(ABOUT THIS EXERCISE) I need the entries printed again word for word, without the images.
+ + + + +
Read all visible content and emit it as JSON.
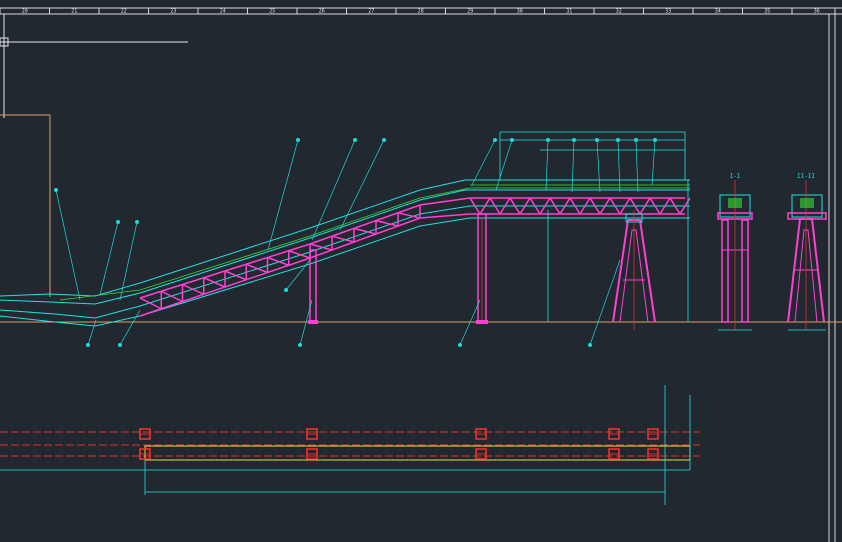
{
  "grid_numbers": [
    "20",
    "21",
    "22",
    "23",
    "24",
    "25",
    "26",
    "27",
    "28",
    "29",
    "30",
    "31",
    "32",
    "33",
    "34",
    "35",
    "36"
  ],
  "section_labels": [
    "I-I",
    "II-II"
  ],
  "colors": {
    "background": "#212830",
    "border": "#e6e6e6",
    "structure_cyan": "#20e0e0",
    "truss_magenta": "#ff40d0",
    "dimension_green": "#30e030",
    "leader_cyan": "#20d8d8",
    "centerline_red": "#e03030",
    "ground_tan": "#e0a060",
    "belt_yellow": "#e0e040",
    "support_box_red": "#ff3030"
  },
  "icons": [
    "crosshair-cursor-icon",
    "ucs-icon"
  ]
}
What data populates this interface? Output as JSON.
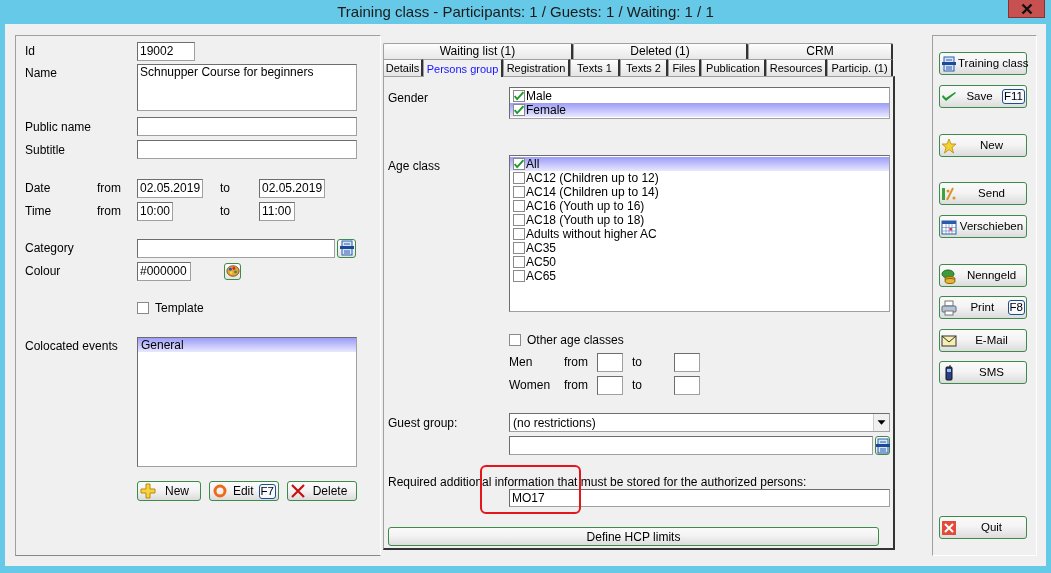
{
  "window": {
    "title": "Training class - Participants: 1 / Guests: 1 / Waiting: 1 / 1"
  },
  "details": {
    "id": {
      "label": "Id",
      "value": "19002"
    },
    "name": {
      "label": "Name",
      "value": "Schnupper Course for beginners"
    },
    "public_name": {
      "label": "Public name"
    },
    "subtitle": {
      "label": "Subtitle"
    },
    "date": {
      "label": "Date",
      "from_label": "from",
      "from": "02.05.2019",
      "to_label": "to",
      "to": "02.05.2019"
    },
    "time": {
      "label": "Time",
      "from_label": "from",
      "from": "10:00",
      "to_label": "to",
      "to": "11:00"
    },
    "category": {
      "label": "Category"
    },
    "colour": {
      "label": "Colour",
      "value": "#000000"
    },
    "template": {
      "label": "Template",
      "checked": false
    },
    "colocated_events": {
      "label": "Colocated events",
      "items": [
        {
          "label": "General",
          "selected": true
        }
      ]
    },
    "buttons": [
      {
        "label": "New"
      },
      {
        "label": "Edit",
        "shortcut": "F7"
      },
      {
        "label": "Delete"
      }
    ]
  },
  "tab_rows": [
    {
      "tabs": [
        {
          "label": "Waiting list (1)",
          "selected": false
        },
        {
          "label": "Deleted (1)",
          "selected": false
        },
        {
          "label": "CRM",
          "selected": false
        }
      ]
    },
    {
      "tabs": [
        {
          "label": "Details",
          "selected": false
        },
        {
          "label": "Persons group",
          "selected": true
        },
        {
          "label": "Registration",
          "selected": false
        },
        {
          "label": "Texts 1",
          "selected": false
        },
        {
          "label": "Texts 2",
          "selected": false
        },
        {
          "label": "Files",
          "selected": false
        },
        {
          "label": "Publication",
          "selected": false
        },
        {
          "label": "Resources",
          "selected": false
        },
        {
          "label": "Particip. (1)",
          "selected": false
        }
      ]
    }
  ],
  "persons_group": {
    "gender": {
      "label": "Gender",
      "items": [
        {
          "label": "Male",
          "checked": true,
          "selected": false
        },
        {
          "label": "Female",
          "checked": true,
          "selected": true
        }
      ]
    },
    "age_class": {
      "label": "Age class",
      "items": [
        {
          "label": "All",
          "checked": true,
          "selected": true
        },
        {
          "label": "AC12 (Children up to 12)",
          "checked": false,
          "selected": false
        },
        {
          "label": "AC14 (Children up to 14)",
          "checked": false,
          "selected": false
        },
        {
          "label": "AC16 (Youth up to 16)",
          "checked": false,
          "selected": false
        },
        {
          "label": "AC18 (Youth up to 18)",
          "checked": false,
          "selected": false
        },
        {
          "label": "Adults without higher AC",
          "checked": false,
          "selected": false
        },
        {
          "label": "AC35",
          "checked": false,
          "selected": false
        },
        {
          "label": "AC50",
          "checked": false,
          "selected": false
        },
        {
          "label": "AC65",
          "checked": false,
          "selected": false
        }
      ]
    },
    "other_age_classes": {
      "label": "Other age classes",
      "checked": false
    },
    "age_ranges": [
      {
        "label": "Men",
        "from_label": "from",
        "to_label": "to"
      },
      {
        "label": "Women",
        "from_label": "from",
        "to_label": "to"
      }
    ],
    "guest_group": {
      "label": "Guest group:",
      "value": "(no restrictions)"
    },
    "required_info": {
      "label": "Required additional information that must be stored for the authorized persons:",
      "value": "MO17"
    },
    "hcp_button": {
      "label": "Define HCP limits"
    }
  },
  "sidebar": {
    "buttons": [
      {
        "label": "Training class"
      },
      {
        "label": "Save",
        "shortcut": "F11"
      },
      {
        "label": "New"
      },
      {
        "label": "Send"
      },
      {
        "label": "Verschieben"
      },
      {
        "label": "Nenngeld"
      },
      {
        "label": "Print",
        "shortcut": "F8"
      },
      {
        "label": "E-Mail"
      },
      {
        "label": "SMS"
      },
      {
        "label": "Quit"
      }
    ]
  }
}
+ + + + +
(ANSWER SECTION)
Read all visible content and emit it as JSON.
{
  "grid_numbers": [
    "20",
    "21",
    "22",
    "23",
    "24",
    "25",
    "26",
    "27",
    "28",
    "29",
    "30",
    "31",
    "32",
    "33",
    "34",
    "35",
    "36"
  ],
  "section_labels": [
    "I-I",
    "II-II"
  ],
  "colors": {
    "background": "#212830",
    "border": "#e6e6e6",
    "structure_cyan": "#20e0e0",
    "truss_magenta": "#ff40d0",
    "dimension_green": "#30e030",
    "leader_cyan": "#20d8d8",
    "centerline_red": "#e03030",
    "ground_tan": "#e0a060",
    "belt_yellow": "#e0e040",
    "support_box_red": "#ff3030"
  },
  "icons": [
    "crosshair-cursor-icon",
    "ucs-icon"
  ]
}
What data populates this interface? Output as JSON.
{
  "window": {
    "title": "Training class - Participants: 1 / Guests: 1 / Waiting: 1 / 1"
  },
  "details": {
    "id": {
      "label": "Id",
      "value": "19002"
    },
    "name": {
      "label": "Name",
      "value": "Schnupper Course for beginners"
    },
    "public_name": {
      "label": "Public name"
    },
    "subtitle": {
      "label": "Subtitle"
    },
    "date": {
      "label": "Date",
      "from_label": "from",
      "from": "02.05.2019",
      "to_label": "to",
      "to": "02.05.2019"
    },
    "time": {
      "label": "Time",
      "from_label": "from",
      "from": "10:00",
      "to_label": "to",
      "to": "11:00"
    },
    "category": {
      "label": "Category"
    },
    "colour": {
      "label": "Colour",
      "value": "#000000"
    },
    "template": {
      "label": "Template",
      "checked": false
    },
    "colocated_events": {
      "label": "Colocated events",
      "items": [
        {
          "label": "General",
          "selected": true
        }
      ]
    },
    "buttons": [
      {
        "label": "New"
      },
      {
        "label": "Edit",
        "shortcut": "F7"
      },
      {
        "label": "Delete"
      }
    ]
  },
  "tab_rows": [
    {
      "tabs": [
        {
          "label": "Waiting list (1)",
          "selected": false
        },
        {
          "label": "Deleted (1)",
          "selected": false
        },
        {
          "label": "CRM",
          "selected": false
        }
      ]
    },
    {
      "tabs": [
        {
          "label": "Details",
          "selected": false
        },
        {
          "label": "Persons group",
          "selected": true
        },
        {
          "label": "Registration",
          "selected": false
        },
        {
          "label": "Texts 1",
          "selected": false
        },
        {
          "label": "Texts 2",
          "selected": false
        },
        {
          "label": "Files",
          "selected": false
        },
        {
          "label": "Publication",
          "selected": false
        },
        {
          "label": "Resources",
          "selected": false
        },
        {
          "label": "Particip. (1)",
          "selected": false
        }
      ]
    }
  ],
  "persons_group": {
    "gender": {
      "label": "Gender",
      "items": [
        {
          "label": "Male",
          "checked": true,
          "selected": false
        },
        {
          "label": "Female",
          "checked": true,
          "selected": true
        }
      ]
    },
    "age_class": {
      "label": "Age class",
      "items": [
        {
          "label": "All",
          "checked": true,
          "selected": true
        },
        {
          "label": "AC12 (Children up to 12)",
          "checked": false,
          "selected": false
        },
        {
          "label": "AC14 (Children up to 14)",
          "checked": false,
          "selected": false
        },
        {
          "label": "AC16 (Youth up to 16)",
          "checked": false,
          "selected": false
        },
        {
          "label": "AC18 (Youth up to 18)",
          "checked": false,
          "selected": false
        },
        {
          "label": "Adults without higher AC",
          "checked": false,
          "selected": false
        },
        {
          "label": "AC35",
          "checked": false,
          "selected": false
        },
        {
          "label": "AC50",
          "checked": false,
          "selected": false
        },
        {
          "label": "AC65",
          "checked": false,
          "selected": false
        }
      ]
    },
    "other_age_classes": {
      "label": "Other age classes",
      "checked": false
    },
    "age_ranges": [
      {
        "label": "Men",
        "from_label": "from",
        "to_label": "to"
      },
      {
        "label": "Women",
        "from_label": "from",
        "to_label": "to"
      }
    ],
    "guest_group": {
      "label": "Guest group:",
      "value": "(no restrictions)"
    },
    "required_info": {
      "label": "Required additional information that must be stored for the authorized persons:",
      "value": "MO17"
    },
    "hcp_button": {
      "label": "Define HCP limits"
    }
  },
  "sidebar": {
    "buttons": [
      {
        "label": "Training class"
      },
      {
        "label": "Save",
        "shortcut": "F11"
      },
      {
        "label": "New"
      },
      {
        "label": "Send"
      },
      {
        "label": "Verschieben"
      },
      {
        "label": "Nenngeld"
      },
      {
        "label": "Print",
        "shortcut": "F8"
      },
      {
        "label": "E-Mail"
      },
      {
        "label": "SMS"
      },
      {
        "label": "Quit"
      }
    ]
  }
}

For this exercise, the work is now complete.